I know this word doesn’t sit well with people. It might bring to mind an empty fridge, a life without holidays, and walking through a mall wearing a straight jacket chained to a short leash. The good news is you can still do all the things you want to do. Now that you’ve tracked your spending and are more mindful of where you’re spending your money, you can look for ways to save or cut back on the trivial and unnecessary things so that you can focus on the things in your life that do matter. For example, travelling is one of the things that bring me real joy in life. After setting aside my monthly savings, the next thing I set aside is my payment towards my travel fund. I planned for it, I budgeted for it, and now I can spend the rest without worrying that I won’t be able to take my yearly trip overseas. I would then set aside some money for fun things to do every month, as well as the usuals like groceries, gas, etc. Are there some sacrifices? For sure. Do they really affect the quality of my life? Not really. You may have to make your lunch and coffee at home and not go out to eat or have Starbucks every day. Maybe you don’t really need that $1000 designer hand bag or that brand new titanium and carbon fibre golf club when you have one that works just fine. This is a perfect Segway for our next habit…

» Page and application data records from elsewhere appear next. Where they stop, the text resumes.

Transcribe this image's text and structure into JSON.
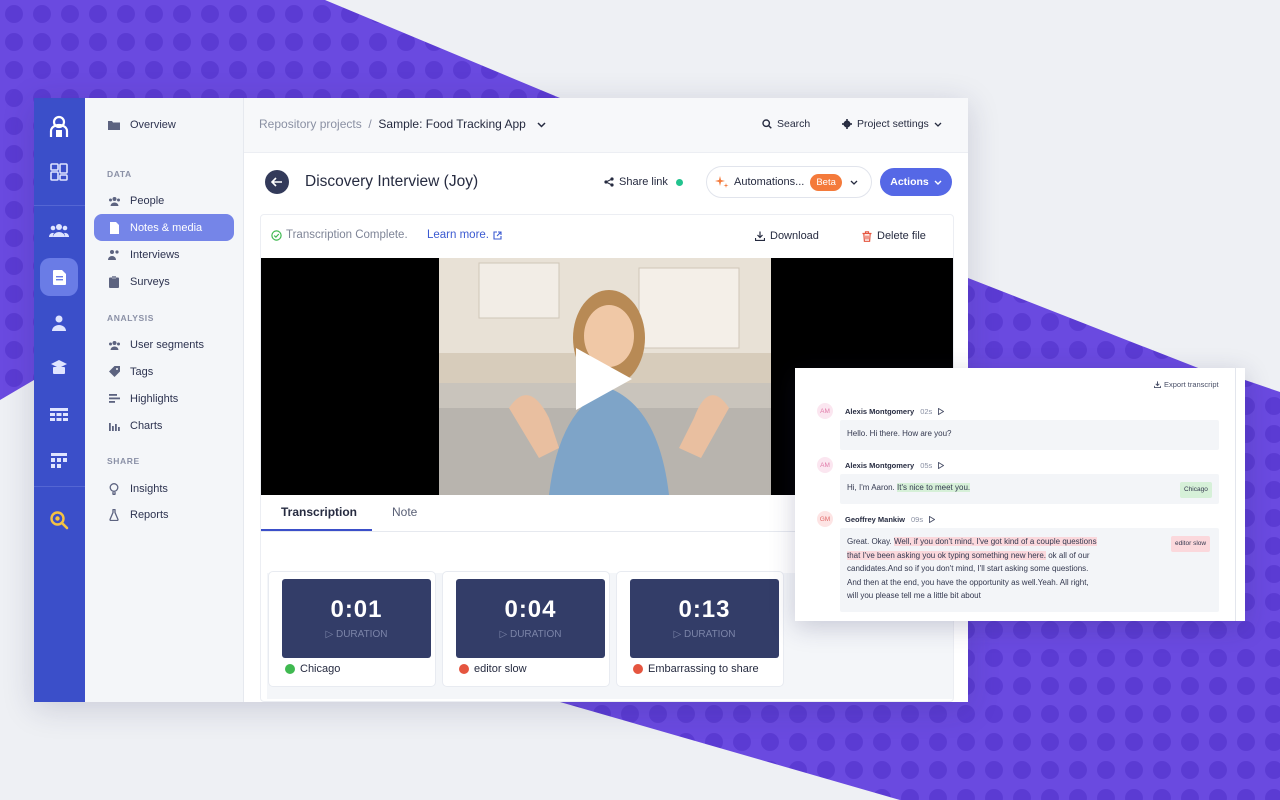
{
  "breadcrumb": {
    "parent": "Repository projects",
    "separator": "/",
    "current": "Sample: Food Tracking App"
  },
  "topbar": {
    "search_label": "Search",
    "settings_label": "Project settings"
  },
  "sidebar": {
    "overview": "Overview",
    "sections": [
      {
        "title": "DATA",
        "items": [
          "People",
          "Notes & media",
          "Interviews",
          "Surveys"
        ]
      },
      {
        "title": "ANALYSIS",
        "items": [
          "User segments",
          "Tags",
          "Highlights",
          "Charts"
        ]
      },
      {
        "title": "SHARE",
        "items": [
          "Insights",
          "Reports"
        ]
      }
    ],
    "active_item": "Notes & media"
  },
  "page": {
    "title": "Discovery Interview (Joy)",
    "share_link": "Share link",
    "automations": "Automations...",
    "beta": "Beta",
    "actions": "Actions"
  },
  "file": {
    "status": "Transcription Complete.",
    "learn_more": "Learn more.",
    "download": "Download",
    "delete": "Delete file"
  },
  "tabs": [
    "Transcription",
    "Note"
  ],
  "highlights": [
    {
      "time": "0:01",
      "duration_label": "▷ DURATION",
      "tag": "Chicago",
      "color": "#3fb950"
    },
    {
      "time": "0:04",
      "duration_label": "▷ DURATION",
      "tag": "editor slow",
      "color": "#e5553f"
    },
    {
      "time": "0:13",
      "duration_label": "▷ DURATION",
      "tag": "Embarrassing to share",
      "color": "#e5553f"
    }
  ],
  "transcript": {
    "export": "Export transcript",
    "entries": [
      {
        "initials": "AM",
        "speaker": "Alexis Montgomery",
        "time": "02s",
        "text": "Hello. Hi there. How are you?"
      },
      {
        "initials": "AM",
        "speaker": "Alexis Montgomery",
        "time": "05s",
        "text_a": "Hi, I'm Aaron.",
        "text_hl": "It's nice to meet you.",
        "tag": "Chicago"
      },
      {
        "initials": "GM",
        "speaker": "Geoffrey Mankiw",
        "time": "09s",
        "l1a": "Great. Okay.",
        "l1b": "Well, if you don't mind, I've got kind of a couple questions",
        "l2a": "that I've been asking you ok typing something new here.",
        "l2b": "ok all of our",
        "l3": "candidates.And so if you don't mind, I'll start asking some questions.",
        "l4": "And then at the end, you have the opportunity as well.Yeah. All right,",
        "l5": "will you please tell me a little bit about",
        "tag": "editor slow"
      }
    ]
  },
  "colors": {
    "rail": "#3b4fc9",
    "accent": "#5568e6",
    "beta": "#f47a3b",
    "bg_purple": "#6a4ae0"
  }
}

Habit 4: Living Within Your Means
Now this concept is going to blow your mind. Ready for it? Here it is: spend less than you make every month. I know, crazy right?!
I don’t have much more to say about that except that I know how easy it is to overspend. Life happens, stuff comes up, and some days you frankly just don’t give a shit. I get it. With credit cards creating that dissociative gap between the act of purchasing and not having to pay until later also makes it super easy to spend too much. It’s a simple concept but not easy but it’s an iterative process where you get better at it every day and as long as you come out ahead more often than not, you’ll be alright.
Habit 5: Never Carry Credit Card Debt
Aside from high-cost mutual funds, credit card debt is one of the main things that’s crushing your financial future. With interest rates as high as 30% annually, there is not a single good reason you should be holding on to any form of credit card debt. According to TransUnion in 2019, outstanding credit card balances in Canada exceeded $100 Billion. Even with 20% annual interest rates, that’s $20 Billion dollars that Canadians are giving away to credit card companies every year. That’s insanity!
Now I’m not saying you shouldn’t have a credit card. On the contrary, credit cards are great if used responsibly. They allow you to build up your credit so you can apply for loans and mortgages, they are convenient in that you don’t have to carry cash everywhere, and some credit cards have a great points reward system that allows you to recoup a percentage of the money you spend.
My point here is you need to use credit responsibly. Make sure you have enough money to pay off the card at the end of every month. Set up autopayments with your credit cards so you don’t end up paying late fees. Use the credit cards to your benefit instead of the other way around.
With these financial habits, you should be on your way to creating a solid nest egg with which to invest and a solid foundation to support your investing empire and the freedom that comes along with it.
– Phil Wong